In a recent posting on Credit.com’s blog, Scott Sheldon also share his reasoning for why we won’t be seeing 5% mortgage rates for a while.
Credit is still tight
Recently, Fannie Mae announced home lending is about to get easier for some borrowers by lowering the minimum down payment to buy a home from 5% to 3%. While this is a step in the right direction, it doesn’t make up for the macro-lending constraints still in place today.
While credit might be loosening in small niche areas, like helping first-time home buyers by allowing lower down payment options, the overall market is still incredibly tight. The main separator is that the human element of making a pragmatic lending decision is no longer acceptable by Fannie Mae or Freddie Mac. Instead, lenders now exercise caution when going down the checklist in order to approve a loan application.

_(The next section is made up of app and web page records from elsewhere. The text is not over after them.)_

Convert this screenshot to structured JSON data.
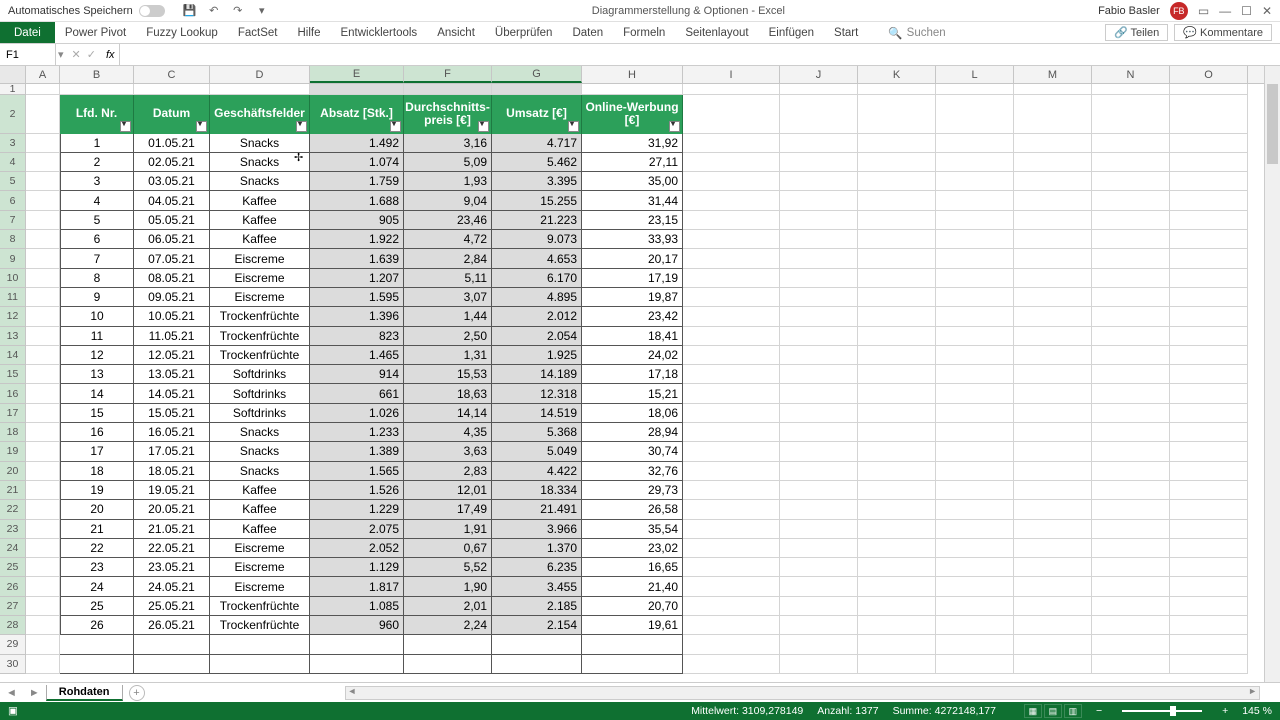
{
  "titlebar": {
    "autosave": "Automatisches Speichern",
    "doc_title": "Diagrammerstellung & Optionen  -  Excel",
    "user": "Fabio Basler",
    "avatar": "FB"
  },
  "ribbon": {
    "file": "Datei",
    "tabs": [
      "Start",
      "Einfügen",
      "Seitenlayout",
      "Formeln",
      "Daten",
      "Überprüfen",
      "Ansicht",
      "Entwicklertools",
      "Hilfe",
      "FactSet",
      "Fuzzy Lookup",
      "Power Pivot"
    ],
    "search": "Suchen",
    "share": "Teilen",
    "comments": "Kommentare"
  },
  "formula": {
    "namebox": "F1"
  },
  "cols": [
    "A",
    "B",
    "C",
    "D",
    "E",
    "F",
    "G",
    "H",
    "I",
    "J",
    "K",
    "L",
    "M",
    "N",
    "O"
  ],
  "headers": [
    "Lfd. Nr.",
    "Datum",
    "Geschäftsfelder",
    "Absatz  [Stk.]",
    "Durchschnitts-\npreis [€]",
    "Umsatz [€]",
    "Online-Werbung [€]"
  ],
  "rows": [
    {
      "n": "1",
      "d": "01.05.21",
      "g": "Snacks",
      "a": "1.492",
      "p": "3,16",
      "u": "4.717",
      "o": "31,92"
    },
    {
      "n": "2",
      "d": "02.05.21",
      "g": "Snacks",
      "a": "1.074",
      "p": "5,09",
      "u": "5.462",
      "o": "27,11"
    },
    {
      "n": "3",
      "d": "03.05.21",
      "g": "Snacks",
      "a": "1.759",
      "p": "1,93",
      "u": "3.395",
      "o": "35,00"
    },
    {
      "n": "4",
      "d": "04.05.21",
      "g": "Kaffee",
      "a": "1.688",
      "p": "9,04",
      "u": "15.255",
      "o": "31,44"
    },
    {
      "n": "5",
      "d": "05.05.21",
      "g": "Kaffee",
      "a": "905",
      "p": "23,46",
      "u": "21.223",
      "o": "23,15"
    },
    {
      "n": "6",
      "d": "06.05.21",
      "g": "Kaffee",
      "a": "1.922",
      "p": "4,72",
      "u": "9.073",
      "o": "33,93"
    },
    {
      "n": "7",
      "d": "07.05.21",
      "g": "Eiscreme",
      "a": "1.639",
      "p": "2,84",
      "u": "4.653",
      "o": "20,17"
    },
    {
      "n": "8",
      "d": "08.05.21",
      "g": "Eiscreme",
      "a": "1.207",
      "p": "5,11",
      "u": "6.170",
      "o": "17,19"
    },
    {
      "n": "9",
      "d": "09.05.21",
      "g": "Eiscreme",
      "a": "1.595",
      "p": "3,07",
      "u": "4.895",
      "o": "19,87"
    },
    {
      "n": "10",
      "d": "10.05.21",
      "g": "Trockenfrüchte",
      "a": "1.396",
      "p": "1,44",
      "u": "2.012",
      "o": "23,42"
    },
    {
      "n": "11",
      "d": "11.05.21",
      "g": "Trockenfrüchte",
      "a": "823",
      "p": "2,50",
      "u": "2.054",
      "o": "18,41"
    },
    {
      "n": "12",
      "d": "12.05.21",
      "g": "Trockenfrüchte",
      "a": "1.465",
      "p": "1,31",
      "u": "1.925",
      "o": "24,02"
    },
    {
      "n": "13",
      "d": "13.05.21",
      "g": "Softdrinks",
      "a": "914",
      "p": "15,53",
      "u": "14.189",
      "o": "17,18"
    },
    {
      "n": "14",
      "d": "14.05.21",
      "g": "Softdrinks",
      "a": "661",
      "p": "18,63",
      "u": "12.318",
      "o": "15,21"
    },
    {
      "n": "15",
      "d": "15.05.21",
      "g": "Softdrinks",
      "a": "1.026",
      "p": "14,14",
      "u": "14.519",
      "o": "18,06"
    },
    {
      "n": "16",
      "d": "16.05.21",
      "g": "Snacks",
      "a": "1.233",
      "p": "4,35",
      "u": "5.368",
      "o": "28,94"
    },
    {
      "n": "17",
      "d": "17.05.21",
      "g": "Snacks",
      "a": "1.389",
      "p": "3,63",
      "u": "5.049",
      "o": "30,74"
    },
    {
      "n": "18",
      "d": "18.05.21",
      "g": "Snacks",
      "a": "1.565",
      "p": "2,83",
      "u": "4.422",
      "o": "32,76"
    },
    {
      "n": "19",
      "d": "19.05.21",
      "g": "Kaffee",
      "a": "1.526",
      "p": "12,01",
      "u": "18.334",
      "o": "29,73"
    },
    {
      "n": "20",
      "d": "20.05.21",
      "g": "Kaffee",
      "a": "1.229",
      "p": "17,49",
      "u": "21.491",
      "o": "26,58"
    },
    {
      "n": "21",
      "d": "21.05.21",
      "g": "Kaffee",
      "a": "2.075",
      "p": "1,91",
      "u": "3.966",
      "o": "35,54"
    },
    {
      "n": "22",
      "d": "22.05.21",
      "g": "Eiscreme",
      "a": "2.052",
      "p": "0,67",
      "u": "1.370",
      "o": "23,02"
    },
    {
      "n": "23",
      "d": "23.05.21",
      "g": "Eiscreme",
      "a": "1.129",
      "p": "5,52",
      "u": "6.235",
      "o": "16,65"
    },
    {
      "n": "24",
      "d": "24.05.21",
      "g": "Eiscreme",
      "a": "1.817",
      "p": "1,90",
      "u": "3.455",
      "o": "21,40"
    },
    {
      "n": "25",
      "d": "25.05.21",
      "g": "Trockenfrüchte",
      "a": "1.085",
      "p": "2,01",
      "u": "2.185",
      "o": "20,70"
    },
    {
      "n": "26",
      "d": "26.05.21",
      "g": "Trockenfrüchte",
      "a": "960",
      "p": "2,24",
      "u": "2.154",
      "o": "19,61"
    }
  ],
  "sheet": {
    "name": "Rohdaten"
  },
  "status": {
    "avg_label": "Mittelwert:",
    "avg": "3109,278149",
    "count_label": "Anzahl:",
    "count": "1377",
    "sum_label": "Summe:",
    "sum": "4272148,177",
    "zoom": "145 %"
  }
}
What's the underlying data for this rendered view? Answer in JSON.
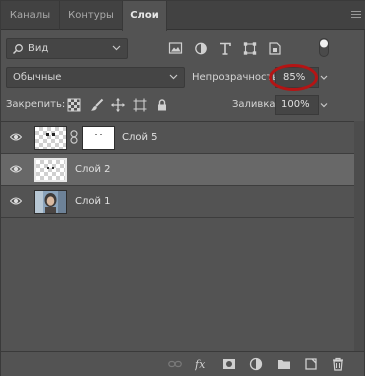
{
  "tabs": [
    {
      "label": "Каналы"
    },
    {
      "label": "Контуры"
    },
    {
      "label": "Слои"
    }
  ],
  "filter": {
    "label": "Вид"
  },
  "blend": {
    "mode": "Обычные"
  },
  "opacity": {
    "label": "Непрозрачность:",
    "value": "85%"
  },
  "lock": {
    "label": "Закрепить:"
  },
  "fill": {
    "label": "Заливка:",
    "value": "100%"
  },
  "layers": [
    {
      "name": "Слой 5",
      "selected": false
    },
    {
      "name": "Слой 2",
      "selected": true
    },
    {
      "name": "Слой 1",
      "selected": false
    }
  ],
  "colors": {
    "panel": "#535353",
    "selected_row": "#686868",
    "highlight_circle": "#b41414"
  }
}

Supporting higher rates
If interest rates were to rise to, say, 5% from the 4% levels they are at now, that would wipe out many potential buyers from the market, causing housing prices to fall because fewer people can afford homes with 5% loans than they can with 4% loans.
As long the ability to obtain credit continues to be tough, the prospect of mortgage rates rising to 5% is not likely to occur.
The mortgage industry would have to reduce credit standards (allowing more loans to be made) to offset the risk of less mortgage volume. Lowering standards, not to where they were at from 2004-2007, but making them much less strict than the guidelines currently in place would be the option rather than purchasing mortgage securities again. These higher credit standards are keeping our current record-low mortgage rates in place.
When to worry about higher mortgage rates
When mortgages are easier to obtain, and the credit standards have lowered, then you can start being concerned about the extra interest and how much more that home will cost you. Until then, mortgage rates are more likely to stay in the low-4% range throughout 2015, with perhaps a few intermittent spikes as high as 4.75%.
Read the original article on Credit.com.
Image via Credit.com